Assis, Ana Paula A. ; Rossoni, Daniela M. ; Patton, James L. ; Marroig, Gabriel
Total Authors: 4
Document type: Journal article
Source: Evolution; v. 71, n. 3, p. 595-609, MAR 2017.
Web of Science Citations: 5
Abstract

The importance of the environment in shaping phenotypic evolution lies at the core of evolutionary biology. Chipmunks of the genus Tamias (subgenus Neotamias) are part of a very recent radiation, occupying a wide range of environments with marked niche partitioning among species. One open question is if and how those differences in environments affected phenotypic evolution in this lineage. Herein we examine the relative importance of genetic drift versus natural selection in the origin of cranial diversity exhibited by clade members. We also explore the degree to which variation in potential selective agents (environmental variables) are correlated with the patterns of morphological variation presented. We found that genetic drift cannot explain morphological diversification in the group, thus supporting the potential role of natural selection as the predominant evolutionary force during Neotamias cranial diversification, although the strength of selection varied greatly among species. This morphological diversification, in turn, was correlated with environmental conditions, suggesting a possible causal relationship. These results underscore that extant Neotamias represent a radiation in which aspects of the environment might have acted as the selective force driving species' divergence. (AU)

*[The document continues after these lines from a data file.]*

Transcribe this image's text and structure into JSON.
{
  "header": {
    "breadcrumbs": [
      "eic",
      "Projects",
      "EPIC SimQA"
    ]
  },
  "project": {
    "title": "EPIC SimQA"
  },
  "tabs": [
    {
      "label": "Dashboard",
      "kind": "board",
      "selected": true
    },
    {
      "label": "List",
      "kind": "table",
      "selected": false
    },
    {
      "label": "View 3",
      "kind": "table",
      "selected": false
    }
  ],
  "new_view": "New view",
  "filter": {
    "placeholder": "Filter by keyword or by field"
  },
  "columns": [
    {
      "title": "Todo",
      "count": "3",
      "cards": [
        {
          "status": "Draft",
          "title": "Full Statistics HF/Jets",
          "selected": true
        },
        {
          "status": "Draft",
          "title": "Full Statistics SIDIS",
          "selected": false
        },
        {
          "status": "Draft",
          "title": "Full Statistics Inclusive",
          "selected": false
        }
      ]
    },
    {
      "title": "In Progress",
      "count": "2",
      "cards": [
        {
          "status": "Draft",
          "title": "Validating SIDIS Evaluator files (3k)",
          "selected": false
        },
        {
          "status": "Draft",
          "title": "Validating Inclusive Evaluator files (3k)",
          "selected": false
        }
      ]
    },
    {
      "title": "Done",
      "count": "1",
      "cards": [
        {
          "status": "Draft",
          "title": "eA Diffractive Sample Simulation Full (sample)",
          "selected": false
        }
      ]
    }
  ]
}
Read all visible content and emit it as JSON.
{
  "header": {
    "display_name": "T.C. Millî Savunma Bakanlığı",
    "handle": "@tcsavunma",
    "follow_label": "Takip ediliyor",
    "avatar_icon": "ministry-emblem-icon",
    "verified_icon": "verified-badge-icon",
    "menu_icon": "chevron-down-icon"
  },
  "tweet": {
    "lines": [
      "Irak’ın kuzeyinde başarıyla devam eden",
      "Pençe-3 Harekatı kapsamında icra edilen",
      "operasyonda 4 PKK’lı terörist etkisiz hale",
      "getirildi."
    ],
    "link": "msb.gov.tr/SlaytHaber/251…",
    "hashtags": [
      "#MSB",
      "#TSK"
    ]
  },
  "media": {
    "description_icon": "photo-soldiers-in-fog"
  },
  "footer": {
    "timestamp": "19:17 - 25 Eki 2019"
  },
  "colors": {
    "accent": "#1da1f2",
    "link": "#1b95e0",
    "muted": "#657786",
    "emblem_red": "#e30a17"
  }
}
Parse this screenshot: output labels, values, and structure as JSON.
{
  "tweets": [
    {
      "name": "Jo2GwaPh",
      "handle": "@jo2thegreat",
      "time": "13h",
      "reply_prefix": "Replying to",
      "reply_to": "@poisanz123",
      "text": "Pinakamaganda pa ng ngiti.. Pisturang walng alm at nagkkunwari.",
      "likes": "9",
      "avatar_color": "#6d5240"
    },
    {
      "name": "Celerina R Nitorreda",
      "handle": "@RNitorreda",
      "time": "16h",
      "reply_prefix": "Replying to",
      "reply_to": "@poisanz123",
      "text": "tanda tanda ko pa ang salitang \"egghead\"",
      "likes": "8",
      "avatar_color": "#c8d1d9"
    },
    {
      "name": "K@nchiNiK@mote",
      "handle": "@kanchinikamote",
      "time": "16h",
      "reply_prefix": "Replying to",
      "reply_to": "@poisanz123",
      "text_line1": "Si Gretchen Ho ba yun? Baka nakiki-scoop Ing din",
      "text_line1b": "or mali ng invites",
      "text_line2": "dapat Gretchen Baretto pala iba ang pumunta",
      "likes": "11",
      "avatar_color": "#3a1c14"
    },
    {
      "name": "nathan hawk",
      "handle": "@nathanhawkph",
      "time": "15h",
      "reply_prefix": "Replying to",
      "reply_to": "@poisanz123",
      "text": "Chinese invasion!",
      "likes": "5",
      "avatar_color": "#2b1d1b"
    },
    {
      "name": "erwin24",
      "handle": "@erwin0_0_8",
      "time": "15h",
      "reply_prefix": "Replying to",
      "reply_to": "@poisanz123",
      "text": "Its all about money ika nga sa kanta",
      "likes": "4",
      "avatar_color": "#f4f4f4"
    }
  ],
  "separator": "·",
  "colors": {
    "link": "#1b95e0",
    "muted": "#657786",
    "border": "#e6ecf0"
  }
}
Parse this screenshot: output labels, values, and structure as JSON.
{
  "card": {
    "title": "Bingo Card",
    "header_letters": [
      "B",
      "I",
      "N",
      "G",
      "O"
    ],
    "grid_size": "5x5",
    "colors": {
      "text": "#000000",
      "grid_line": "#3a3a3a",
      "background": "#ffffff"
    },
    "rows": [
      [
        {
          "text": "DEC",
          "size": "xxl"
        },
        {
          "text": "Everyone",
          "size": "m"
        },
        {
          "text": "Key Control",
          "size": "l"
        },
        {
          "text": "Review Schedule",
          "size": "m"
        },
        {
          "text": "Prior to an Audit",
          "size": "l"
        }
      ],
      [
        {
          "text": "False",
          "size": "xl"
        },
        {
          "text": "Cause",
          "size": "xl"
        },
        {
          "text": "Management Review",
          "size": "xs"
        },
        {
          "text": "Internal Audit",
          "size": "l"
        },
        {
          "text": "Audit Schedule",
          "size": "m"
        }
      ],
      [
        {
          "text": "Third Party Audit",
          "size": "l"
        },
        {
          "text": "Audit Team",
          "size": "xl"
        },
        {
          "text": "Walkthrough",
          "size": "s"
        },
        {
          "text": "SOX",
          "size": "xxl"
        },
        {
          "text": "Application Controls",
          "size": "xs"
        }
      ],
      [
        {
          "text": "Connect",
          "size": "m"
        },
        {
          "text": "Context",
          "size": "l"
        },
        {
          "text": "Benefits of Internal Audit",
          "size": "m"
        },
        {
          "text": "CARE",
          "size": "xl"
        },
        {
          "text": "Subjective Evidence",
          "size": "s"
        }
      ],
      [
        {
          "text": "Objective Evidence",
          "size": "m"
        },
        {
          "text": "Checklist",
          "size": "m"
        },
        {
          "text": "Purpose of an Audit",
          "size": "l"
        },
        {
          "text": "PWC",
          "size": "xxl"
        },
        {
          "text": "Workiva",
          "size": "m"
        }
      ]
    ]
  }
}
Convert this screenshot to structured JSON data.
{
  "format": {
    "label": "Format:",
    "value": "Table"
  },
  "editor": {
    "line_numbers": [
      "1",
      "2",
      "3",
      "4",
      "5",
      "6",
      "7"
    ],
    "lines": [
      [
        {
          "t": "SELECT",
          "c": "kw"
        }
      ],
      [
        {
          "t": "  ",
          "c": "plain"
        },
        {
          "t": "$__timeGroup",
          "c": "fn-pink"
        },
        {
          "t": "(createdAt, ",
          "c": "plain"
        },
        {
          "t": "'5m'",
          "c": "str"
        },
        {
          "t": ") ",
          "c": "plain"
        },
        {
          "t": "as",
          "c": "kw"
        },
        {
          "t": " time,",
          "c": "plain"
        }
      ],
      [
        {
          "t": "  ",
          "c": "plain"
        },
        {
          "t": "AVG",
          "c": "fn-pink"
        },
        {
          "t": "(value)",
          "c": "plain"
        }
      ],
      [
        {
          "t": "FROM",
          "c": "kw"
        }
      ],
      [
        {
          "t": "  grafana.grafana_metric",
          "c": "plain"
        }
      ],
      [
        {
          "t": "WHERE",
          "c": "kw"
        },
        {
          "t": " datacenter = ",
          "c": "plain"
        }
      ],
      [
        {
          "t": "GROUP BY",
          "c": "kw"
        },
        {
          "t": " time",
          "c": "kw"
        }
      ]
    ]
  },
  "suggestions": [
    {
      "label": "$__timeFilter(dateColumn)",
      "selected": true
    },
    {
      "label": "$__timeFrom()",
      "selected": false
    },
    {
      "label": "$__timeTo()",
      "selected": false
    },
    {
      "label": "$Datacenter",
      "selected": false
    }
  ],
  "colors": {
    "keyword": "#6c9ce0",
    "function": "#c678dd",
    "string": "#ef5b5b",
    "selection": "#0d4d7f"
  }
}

FAPESP's process: 14/12632-4 - Morphological evolution and cranial integration in Phyllostomidae
Grantee:Daniela Munhoz Rossoni
Support type: Scholarships in Brazil - Post-Doctorate
FAPESP's process: 11/14295-7 - Modularity and its evolutionary consequences
Grantee:Gabriel Henrique Marroig Zambonato
Support type: Research Projects - Thematic Grants
FAPESP's process: 12/00852-4 - Study of morphological changes and evolutionary processes in the mammal community of the Grinnell project
Grantee:Ana Paula Aprígio Assis
Support type: Scholarships abroad - Research Internship - Doctorate